This result does not prejudice the defendant because he has not lost his right of appeal. Rule 3(c) of the North Carolina Rules of Appellate Procedure provides that a motion pursuant to Rule 52(b) tolls the ten day period for notice of appeal. This period begins to run anew upon entry of the order on that motion. If a party objects to the new or amended findings, he may still appeal. If, however, the amended findings overcome his objections, the necessity of appeal has been removed.

We also note that a trial judge will often announce his decision prior to writing his order. If an oral notice of appeal is given as the decision is announced, the trial judge continues to have jurisdiction to write his order. Allowing the ten day period for a 52(b) motion does not significantly differ from this process.

In the present case, allowing the 52(b) motion and the resulting amendment to the order is reasonable. The original findings of fact were deficient in that they did not set forth the needs of the children, the earning capacity of the defendant, or establish a basis for awarding attorney’s fees. If the amendment to the order were not allowed, the case would have to be remanded for further findings, thus opening the door to additional appeals. Allowing a 52(b) motion in this case gives the plaintiff her opportunity to reform the findings of fact and does not prejudice the defendant.

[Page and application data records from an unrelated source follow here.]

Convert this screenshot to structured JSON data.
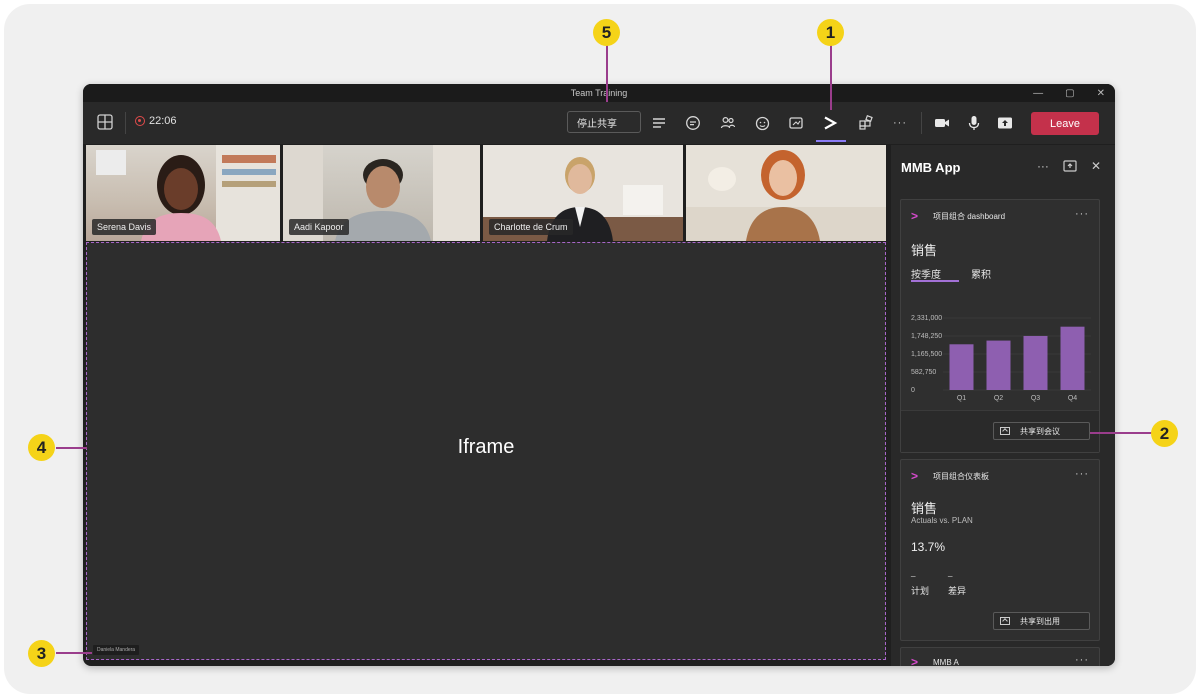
{
  "window": {
    "title": "Team Training",
    "controls": [
      "—",
      "▢",
      "✕"
    ]
  },
  "toolbar": {
    "recording_time": "22:06",
    "stop_share_label": "停止共享",
    "leave_label": "Leave",
    "more_label": "···"
  },
  "participants": [
    {
      "name": "Serena Davis"
    },
    {
      "name": "Aadi Kapoor"
    },
    {
      "name": "Charlotte de Crum"
    },
    {
      "name": ""
    }
  ],
  "stage": {
    "label": "Iframe",
    "presenter": "Daniela Mandera"
  },
  "panel": {
    "title": "MMB App",
    "more": "···",
    "close": "✕",
    "cards": [
      {
        "app_name": "项目组合 dashboard",
        "title": "销售",
        "tabs": [
          "按季度",
          "累积"
        ],
        "share_label": "共享到会议"
      },
      {
        "app_name": "项目组合仪表板",
        "title": "销售",
        "subtitle": "Actuals vs. PLAN",
        "value": "13.7%",
        "metric_labels": [
          "计划",
          "差异"
        ],
        "metric_values": [
          "_",
          "_"
        ],
        "share_label": "共享到出用"
      },
      {
        "app_name": "MMB A"
      }
    ]
  },
  "chart_data": {
    "type": "bar",
    "categories": [
      "Q1",
      "Q2",
      "Q3",
      "Q4"
    ],
    "values": [
      1480000,
      1600000,
      1750000,
      2050000
    ],
    "yticks": [
      "0",
      "582,750",
      "1,165,500",
      "1,748,250",
      "2,331,000"
    ],
    "ylim": [
      0,
      2331000
    ],
    "color": "#8e5fb0"
  },
  "callouts": [
    "1",
    "2",
    "3",
    "4",
    "5"
  ],
  "colors": {
    "leave": "#c4314b",
    "accent": "#8b7cf6",
    "callout": "#f5d318",
    "app_icon": "#d94bd0"
  }
}
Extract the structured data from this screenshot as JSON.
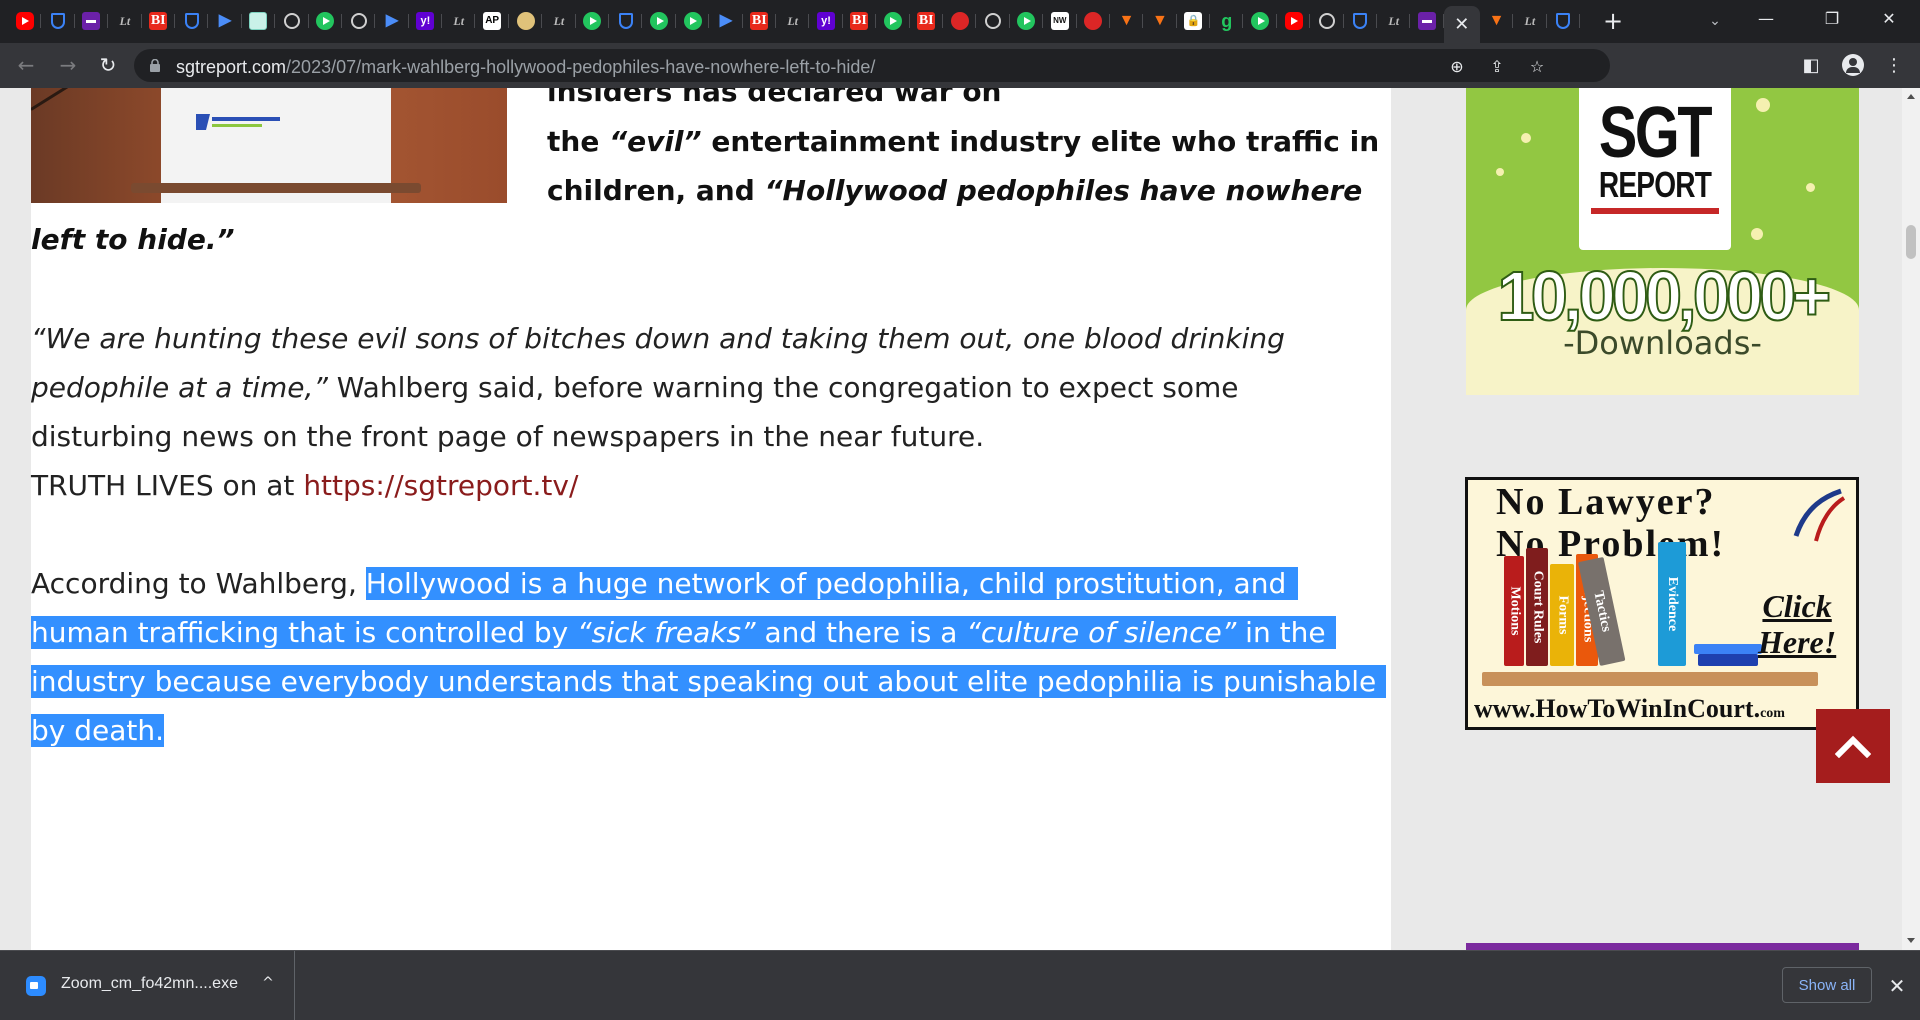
{
  "tabs": [
    {
      "icon": "youtube-icon",
      "glyph": ""
    },
    {
      "icon": "shield-icon",
      "glyph": ""
    },
    {
      "icon": "purple-mail-icon",
      "glyph": ""
    },
    {
      "icon": "lite-icon",
      "glyph": "Lt"
    },
    {
      "icon": "bi-icon",
      "glyph": "BI"
    },
    {
      "icon": "shield-icon",
      "glyph": ""
    },
    {
      "icon": "feedly-icon",
      "glyph": "▶"
    },
    {
      "icon": "grid-icon",
      "glyph": ""
    },
    {
      "icon": "globe-icon",
      "glyph": ""
    },
    {
      "icon": "play-icon",
      "glyph": ""
    },
    {
      "icon": "globe-icon",
      "glyph": ""
    },
    {
      "icon": "feedly-icon",
      "glyph": "▶"
    },
    {
      "icon": "yahoo-icon",
      "glyph": "y!"
    },
    {
      "icon": "lite-icon",
      "glyph": "Lt"
    },
    {
      "icon": "ap-icon",
      "glyph": "AP"
    },
    {
      "icon": "gold-icon",
      "glyph": ""
    },
    {
      "icon": "lite-icon",
      "glyph": "Lt"
    },
    {
      "icon": "play-icon",
      "glyph": ""
    },
    {
      "icon": "shield-icon",
      "glyph": ""
    },
    {
      "icon": "play-icon",
      "glyph": ""
    },
    {
      "icon": "play-icon",
      "glyph": ""
    },
    {
      "icon": "feedly-icon",
      "glyph": "▶"
    },
    {
      "icon": "bi-icon",
      "glyph": "BI"
    },
    {
      "icon": "lite-icon",
      "glyph": "Lt"
    },
    {
      "icon": "yahoo-icon",
      "glyph": "y!"
    },
    {
      "icon": "bi-icon",
      "glyph": "BI"
    },
    {
      "icon": "play-icon",
      "glyph": ""
    },
    {
      "icon": "bi-icon",
      "glyph": "BI"
    },
    {
      "icon": "pin-icon",
      "glyph": ""
    },
    {
      "icon": "globe-icon",
      "glyph": ""
    },
    {
      "icon": "play-icon",
      "glyph": ""
    },
    {
      "icon": "nw-icon",
      "glyph": "NW"
    },
    {
      "icon": "pin-icon",
      "glyph": ""
    },
    {
      "icon": "bookmark-icon",
      "glyph": "▼"
    },
    {
      "icon": "bookmark-icon",
      "glyph": "▼"
    },
    {
      "icon": "lock-icon",
      "glyph": "🔒"
    },
    {
      "icon": "green-g-icon",
      "glyph": "g"
    },
    {
      "icon": "play-icon",
      "glyph": ""
    },
    {
      "icon": "youtube-icon",
      "glyph": ""
    },
    {
      "icon": "globe-icon",
      "glyph": ""
    },
    {
      "icon": "shield-icon",
      "glyph": ""
    },
    {
      "icon": "lite-icon",
      "glyph": "Lt"
    },
    {
      "icon": "purple-mail-icon",
      "glyph": ""
    }
  ],
  "tabs_after_active": [
    {
      "icon": "bookmark-icon",
      "glyph": "▼"
    },
    {
      "icon": "lite-icon",
      "glyph": "Lt"
    },
    {
      "icon": "shield-icon",
      "glyph": ""
    }
  ],
  "active_tab": {
    "close_glyph": "✕"
  },
  "tabstrip": {
    "new_tab_glyph": "+",
    "search_glyph": "⌄",
    "minimize_glyph": "—",
    "restore_glyph": "❐",
    "close_glyph": "✕"
  },
  "toolbar": {
    "back_glyph": "←",
    "forward_glyph": "→",
    "reload_glyph": "↻",
    "url_host": "sgtreport.com",
    "url_path": "/2023/07/mark-wahlberg-hollywood-pedophiles-have-nowhere-left-to-hide/",
    "zoom_glyph": "⊕",
    "share_glyph": "⇪",
    "star_glyph": "☆",
    "sidepanel_glyph": "◧",
    "menu_glyph": "⋮"
  },
  "article": {
    "line_top_partial": "insiders has declared war on",
    "line1_pre": "the ",
    "line1_it": "“evil”",
    "line1_post": " entertainment industry elite who traffic in",
    "line2_pre": "children, and ",
    "line2_it": "“Hollywood pedophiles have nowhere",
    "line3_it": "left to hide.”",
    "quote_l1": "“We are hunting these evil sons of bitches down and taking them out, one blood drinking",
    "quote_l2_it": "pedophile at a time,”",
    "quote_l2_post": " Wahlberg said, before warning the congregation to expect some",
    "quote_l3": "disturbing news on the front page of newspapers in the near future.",
    "truth_pre": "TRUTH LIVES on at ",
    "truth_link": "https://sgtreport.tv/",
    "p2_l1_pre": "According to Wahlberg, ",
    "p2_l1_sel": "Hollywood is a huge network of pedophilia, child prostitution, and",
    "p2_l2_a": "human trafficking that is controlled by ",
    "p2_l2_it1": "“sick freaks”",
    "p2_l2_b": " and there is a ",
    "p2_l2_it2": "“culture of silence”",
    "p2_l2_c": " in the",
    "p2_l3": "industry because everybody understands that speaking out about elite pedophilia is punishable",
    "p2_l4": "by death."
  },
  "ads": {
    "sgt_word": "SGT",
    "sgt_report": "REPORT",
    "sgt_count": "10,000,000+",
    "sgt_downloads": "-Downloads-",
    "law_l1": "No Lawyer?",
    "law_l2": "No Problem!",
    "law_click_1": "Click",
    "law_click_2": "Here!",
    "law_url": "www.HowToWinInCourt.",
    "law_url_small": "com",
    "books": [
      "Motions",
      "Court Rules",
      "Forms",
      "Objections",
      "Tactics",
      "Evidence"
    ]
  },
  "downloads": {
    "file_name": "Zoom_cm_fo42mn....exe",
    "chevron_glyph": "^",
    "show_all": "Show all",
    "close_glyph": "✕"
  },
  "colors": {
    "selection": "#3390ff",
    "link": "#8a1c1c",
    "back_to_top": "#a51d1d",
    "ad_green": "#92c742",
    "tabstrip": "#202124",
    "toolbar": "#35363a"
  }
}
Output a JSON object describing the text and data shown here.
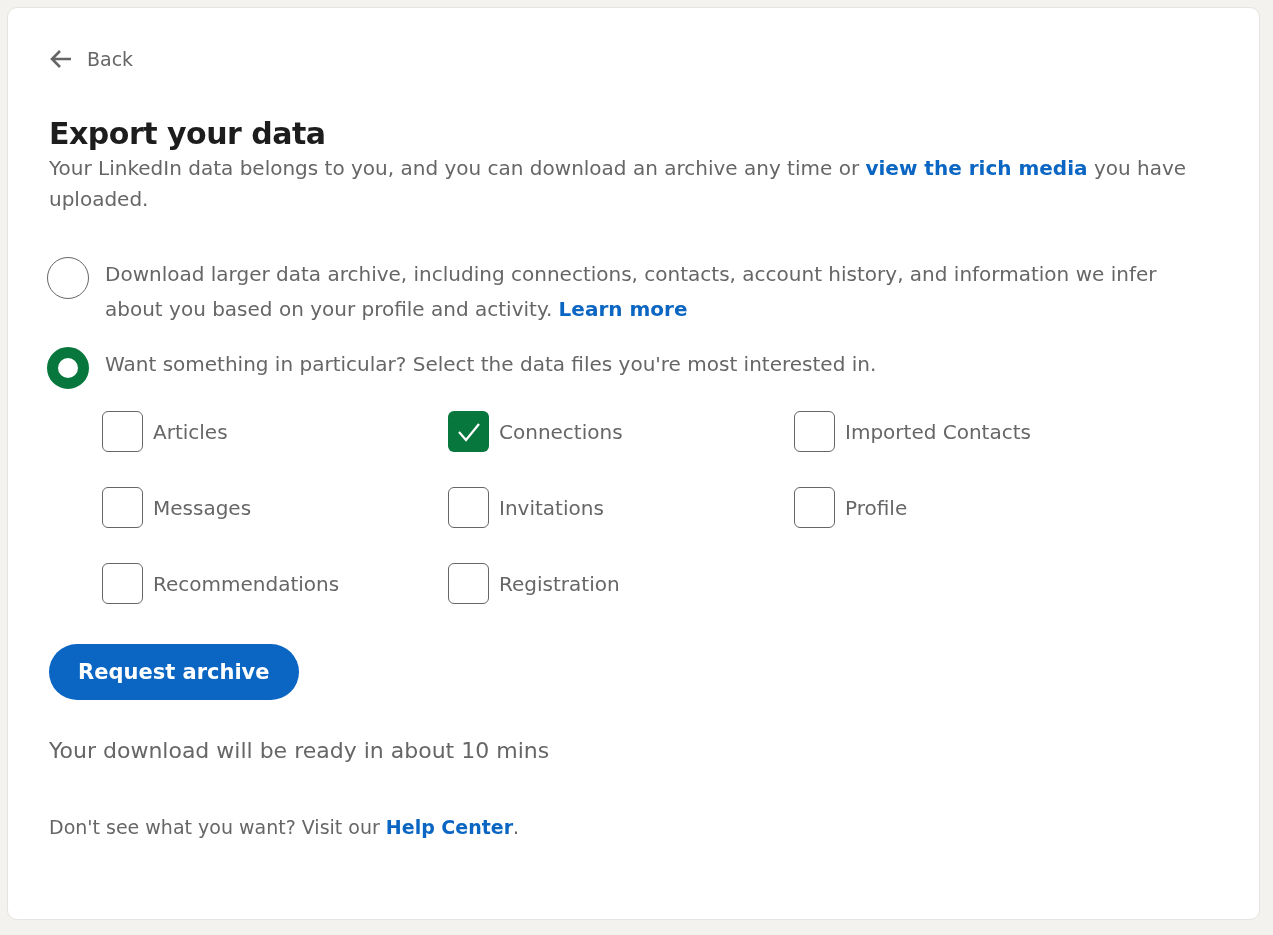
{
  "back": {
    "label": "Back"
  },
  "title": "Export your data",
  "description": {
    "before": "Your LinkedIn data belongs to you, and you can download an archive any time or",
    "link": "view the rich media",
    "after": "you have uploaded."
  },
  "options": [
    {
      "text": "Download larger data archive, including connections, contacts, account history, and information we infer about you based on your profile and activity.",
      "link": "Learn more",
      "selected": false
    },
    {
      "text": "Want something in particular? Select the data files you're most interested in.",
      "selected": true
    }
  ],
  "files": [
    {
      "label": "Articles",
      "checked": false
    },
    {
      "label": "Connections",
      "checked": true
    },
    {
      "label": "Imported Contacts",
      "checked": false
    },
    {
      "label": "Messages",
      "checked": false
    },
    {
      "label": "Invitations",
      "checked": false
    },
    {
      "label": "Profile",
      "checked": false
    },
    {
      "label": "Recommendations",
      "checked": false
    },
    {
      "label": "Registration",
      "checked": false
    }
  ],
  "button": "Request archive",
  "status": "Your download will be ready in about 10 mins",
  "help": {
    "before": "Don't see what you want? Visit our",
    "link": "Help Center",
    "after": "."
  }
}
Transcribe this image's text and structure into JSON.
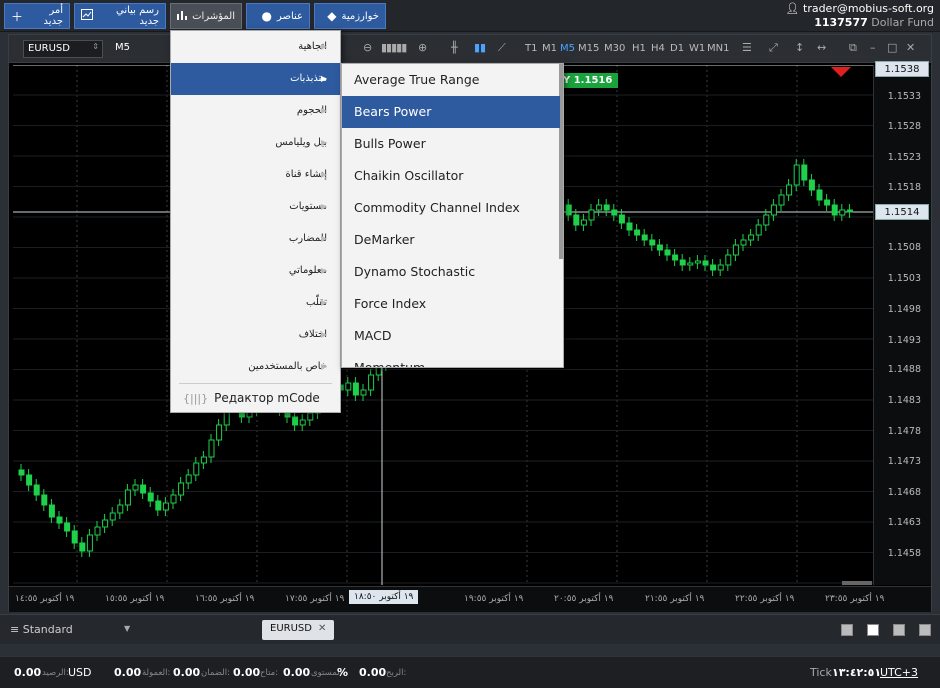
{
  "toolbar": {
    "new_order": "أمر جديد",
    "new_chart": "رسم بياني جديد",
    "indicators": "المؤشرات",
    "elements": "عناصر",
    "algorithms": "خوارزمية"
  },
  "account": {
    "user": "trader@mobius-soft.org",
    "number": "1137577",
    "fund": "Dollar Fund"
  },
  "chart": {
    "symbol": "EURUSD",
    "timeframe": "M5",
    "timeframes": [
      "T1",
      "M1",
      "M5",
      "M15",
      "M30",
      "H1",
      "H4",
      "D1",
      "W1",
      "MN1"
    ],
    "active_timeframe": "M5",
    "bid_tag": "Y 1.1516",
    "price_tag_top": "1.1538",
    "price_tag_cur": "1.1514",
    "time_tag": "١٩ أكتوبر ١٨:٥٠",
    "price_labels": [
      "1.1533",
      "1.1528",
      "1.1523",
      "1.1518",
      "1.1508",
      "1.1503",
      "1.1498",
      "1.1493",
      "1.1488",
      "1.1483",
      "1.1478",
      "1.1473",
      "1.1468",
      "1.1463",
      "1.1458"
    ],
    "time_labels": [
      "١٩ أكتوبر ١٤:٥٥",
      "١٩ أكتوبر ١٥:٥٥",
      "١٩ أكتوبر ١٦:٥٥",
      "١٩ أكتوبر ١٧:٥٥",
      "١٩ أكتوبر ١٩:٥٥",
      "١٩ أكتوبر ٢٠:٥٥",
      "١٩ أكتوبر ٢١:٥٥",
      "١٩ أكتوبر ٢٢:٥٥",
      "١٩ أكتوبر ٢٣:٥٥"
    ],
    "colors": {
      "bull": "#1fd14a",
      "bear": "#1fd14a",
      "grid": "#1c1f22",
      "bg": "#000000"
    }
  },
  "indicators_menu": {
    "items": [
      "اتجاهية",
      "متذبذبات",
      "الحجوم",
      "بيل ويليامس",
      "إنشاء قناة",
      "مستويات",
      "للمضارب",
      "معلوماتي",
      "تقلّب",
      "اختلاف",
      "خاص بالمستخدمين"
    ],
    "selected": "متذبذبات",
    "code_editor": "Редактор mCode"
  },
  "oscillators_menu": {
    "items": [
      "Average True Range",
      "Bears Power",
      "Bulls Power",
      "Chaikin Oscillator",
      "Commodity Channel Index",
      "DeMarker",
      "Dynamo Stochastic",
      "Force Index",
      "MACD",
      "Momentum"
    ],
    "selected": "Bears Power"
  },
  "tabbar": {
    "workspace": "Standard",
    "chart_tab": "EURUSD"
  },
  "status": {
    "balance_val": "0.00",
    "balance_lbl": "الرصيد:",
    "currency": "USD",
    "commission_val": "0.00",
    "commission_lbl": "العمولة:",
    "margin_val": "0.00",
    "margin_lbl": "الضمان:",
    "free_val": "0.00",
    "free_lbl": "متاح:",
    "level_val": "%",
    "level_lbl": "المستوى:",
    "profit_val": "0.00",
    "profit_lbl": "الربح:",
    "tick_lbl": "Tick",
    "tick_time": "١٣:٤٢:٥١",
    "tz": "UTC+3"
  }
}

*695The defendant, in objecting to the 52(b) motion, relies on Wiggins v. Bunch, 280 N.C. 106, 184 S.E. 2d 879 (1971). Wiggins is distinguishable in that the Supreme Court was ruling on a Rule 60(b)(2) motion which can be made within one year of the entry of judgment. A motion under Rule 60(b) does not toll the time for notice of appeal as does a Rule 52(b) motion. Rule 3(c), North Carolina Rules of Appellate Procedure. Thus a Rule 60(b) motion has a greater potential for disrupting the appellate process because an appeal may have been substantially advanced at the time the motion is made. Under Rule 52(b), the time limit is ten days and the notice of appeal period does not begin to run until entry of an order upon that motion. This scheme results in a system in which the trial court has jurisdiction to reform, amend, or alter its decision prior to an appeal in order to give the appellate court a clearer understanding of the trial court’s decision. We, therefore, hold that a timely motion, pursuant to Rule 52(b), will not be barred by an earlier notice of appeal.

[2] Defendant also excepts to that part of the order directing him to pay a percentage of his annual bonus into an account for the use of his children. In undisputed findings of fact the court found that $361.75 was needed monthly for the support of each child and that plaintiff was without the means to support them. It was well within the judge’s discretion to order defendant to pay $185.00 of the amount monthly and allow a portion of the deficit to be paid annually from defendant’s bonus. The court, however, was without the power to, in effect, attempt to create a savings account for the use of the children after they reach legal maturity at the age of 18. The judgment is, therefore, modified by striking therefrom paragraph 14 and all subparagraphs thereof of the findings of fact and paragraph 5 and all subparagraphs thereof of the adjudicative part of the judgment. The result is that defendant will provide thirty-five percent of his annual bonus for the support of his children as ordered by the court. If it should subsequently appear that all of that amount is not needed for the support of his children, defendant will be at liberty to make an appropriate motion in the cause to reduce his obligation. Except as modified here, the judgment is affirmed.

Modified and affirmed.

Judges MARTIN (Robert M.) and MITCHELL concur.